SA sides yet to join the off-load revolution
I used to play for a junior cricket side organised by my then-dentist. We had an eclectic bunch of players that included the son of a Constitutional Court judge, a former pro soccer coach, a man who should have played cricket for South Africa and a motley collection of others.
The dentist recruited us at his work while we sat with our mouths open and when our resistance was at its weakest. Who could refuse to play?
Years later, at the King Commission into match-fixing in cricket, I recognised, on television, another of my erstwhile teammates. Marlon Aronstam, the man who offered Hansie Cronje money for â€œcharityâ€ and a leather jacket to make a game of the infamous Centurion Test, was another of our gallant band.
I hasten to add that he never offered us any filthy lucre to throw games. In fact, we won most of ours.
One abiding memory of the King proceedings was when the aforementioned Aronstam said at one stage, when he was on the stand: â€œOff the record, Judgeâ€¦â€ It was hilarious because of course, the proceedings were live on TV, not just to South Africa, but to the whole world! Every time I hear the phrase, the memory comes back with a laugh.
It came back to haunt this week. I had the pleasure to MC a function with two Springboks and a famous coach in front of a live gathering. To elevate the discussion, with judicial authority, I placed the proceedings off the record. It was like a magic wand in terms of relaxing the guests of honour. The result was a fascinating and candid hour in which the panel gave us insights into the workings and challenges of the modern game of rugby.
This column could have captivated you with many of them as much was as surprising as it was informative.
The difficulties in winning rugby games today are formidable, but perhaps the modern czars can also learn just a bit from the past. The trouble is that the idiot of an MC made it off the record. Dammit. What could have been!
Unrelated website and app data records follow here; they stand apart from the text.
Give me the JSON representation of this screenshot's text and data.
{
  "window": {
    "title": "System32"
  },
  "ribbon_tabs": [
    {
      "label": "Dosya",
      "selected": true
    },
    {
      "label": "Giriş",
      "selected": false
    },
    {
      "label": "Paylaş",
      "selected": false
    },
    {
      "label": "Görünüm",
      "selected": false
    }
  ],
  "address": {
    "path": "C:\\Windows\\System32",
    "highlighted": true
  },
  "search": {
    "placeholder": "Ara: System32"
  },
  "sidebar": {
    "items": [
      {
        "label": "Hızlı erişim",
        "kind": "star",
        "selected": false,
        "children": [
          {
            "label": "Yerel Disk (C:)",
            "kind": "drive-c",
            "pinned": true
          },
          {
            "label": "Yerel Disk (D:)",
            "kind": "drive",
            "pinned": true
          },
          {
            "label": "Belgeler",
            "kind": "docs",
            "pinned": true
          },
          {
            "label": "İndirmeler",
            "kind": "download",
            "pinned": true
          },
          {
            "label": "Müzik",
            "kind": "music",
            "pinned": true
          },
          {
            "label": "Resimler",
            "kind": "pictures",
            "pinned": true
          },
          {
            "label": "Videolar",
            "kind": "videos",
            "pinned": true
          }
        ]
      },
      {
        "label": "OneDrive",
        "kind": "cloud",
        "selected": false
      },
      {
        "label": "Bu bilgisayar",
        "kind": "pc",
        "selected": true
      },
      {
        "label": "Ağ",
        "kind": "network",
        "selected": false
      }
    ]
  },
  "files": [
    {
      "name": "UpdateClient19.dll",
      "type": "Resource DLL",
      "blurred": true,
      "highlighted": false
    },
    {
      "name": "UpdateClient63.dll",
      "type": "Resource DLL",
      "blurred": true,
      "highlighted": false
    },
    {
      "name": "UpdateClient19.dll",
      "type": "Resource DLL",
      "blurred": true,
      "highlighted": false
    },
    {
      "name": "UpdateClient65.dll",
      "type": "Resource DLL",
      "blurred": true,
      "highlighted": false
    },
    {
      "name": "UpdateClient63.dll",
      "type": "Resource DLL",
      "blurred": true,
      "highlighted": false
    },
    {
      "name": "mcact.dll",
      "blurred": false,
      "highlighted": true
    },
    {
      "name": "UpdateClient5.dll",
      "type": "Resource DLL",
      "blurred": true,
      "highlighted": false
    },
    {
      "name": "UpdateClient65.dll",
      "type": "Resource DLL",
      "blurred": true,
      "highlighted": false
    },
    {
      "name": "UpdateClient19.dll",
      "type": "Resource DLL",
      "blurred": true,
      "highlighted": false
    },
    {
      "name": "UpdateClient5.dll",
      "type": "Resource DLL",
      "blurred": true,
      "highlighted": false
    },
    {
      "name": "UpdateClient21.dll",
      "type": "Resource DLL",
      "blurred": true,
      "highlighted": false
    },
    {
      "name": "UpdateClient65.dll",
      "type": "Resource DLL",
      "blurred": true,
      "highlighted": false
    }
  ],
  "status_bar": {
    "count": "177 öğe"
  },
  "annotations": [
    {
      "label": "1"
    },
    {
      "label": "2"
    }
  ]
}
One area of the modern game that fascinates me is the off-load. It was for years a skill practised and perfected in Rugby League. Early on in games, possession and, to a lesser degree, position is everything. As such, players go through their limited phases of having the ball with but one thought in mind: not to lose it.
It is bump and bash and take the tackle and recycle with that curious, almost effeminate back heel they employ. It all looks so boring and predictable but, of course, it is energy-sapping.
Then, with no obvious signal given, suddenly players start off-loading in tackles. Where they would have gone to ground, they now start to off-load with both hands or even with one. Who decides? It is high-risk, high-return, sure, but suddenly the practise is not only tolerated by the vocal coaches but encouraged, nay, demanded.
Clearly a moment is reached where energy levels have dropped to the point where gaps now exist in the line and can be exploited via a skilful off-load. All it takes is that one unpredictable action to unsettle the defence momentarily and the resultant uncertainty can be exploited with fast and good attacking back-up. This is when our cousin of XIII can be spectacular.
It has now worked its way into Union. The All Blacks use it from the first whistle but other sides use it sparingly, if at all. In the southern hemisphere it is more prevalent but this is mainly due to the Kiwis.
Why is it not used more in the game in general? One of the problems is that, unlike for most of its history, all 15 players tackle today. Lood de Jager made 19 tackles in one Test recently. Nineteen from a lock? That’s more than the great Louis Moolman and Willie John McBride made in their careers.
Defences are king today and coaches constantly search for ways to defeat them. The answer is there all the time. The off-load is the perfect solution as it uses the defence of the opponent to tee it up. Even Kiwi coaches in the Six Nations seem to avoid the practice as the risks of mistake are seen to outweigh the advantages. Why is a mystery.
A skills revolution is needed in South Africa if we are to compete. Clearly, our traditional strengths of physical superiority and direct running are no longer enough. The All Blacks showed this in the World Cup. But where should such a revolution start? At grass roots level, of course, but also at the top by incorporating skills that can open up defences as easily as possible.
The off-load is the most obvious example as it is tried and trusted and can bear instant fruit. Yes, it will take practice and a change of mindset but we need that anyway.
Will we see the off-load embraced by any of our Super Rugby sides? If not, we are missing a trick. This is on the record.
*Robbie hosts the breakfast show from 6-9am, weekdays, on 702.
Original source: The beauty of the off-load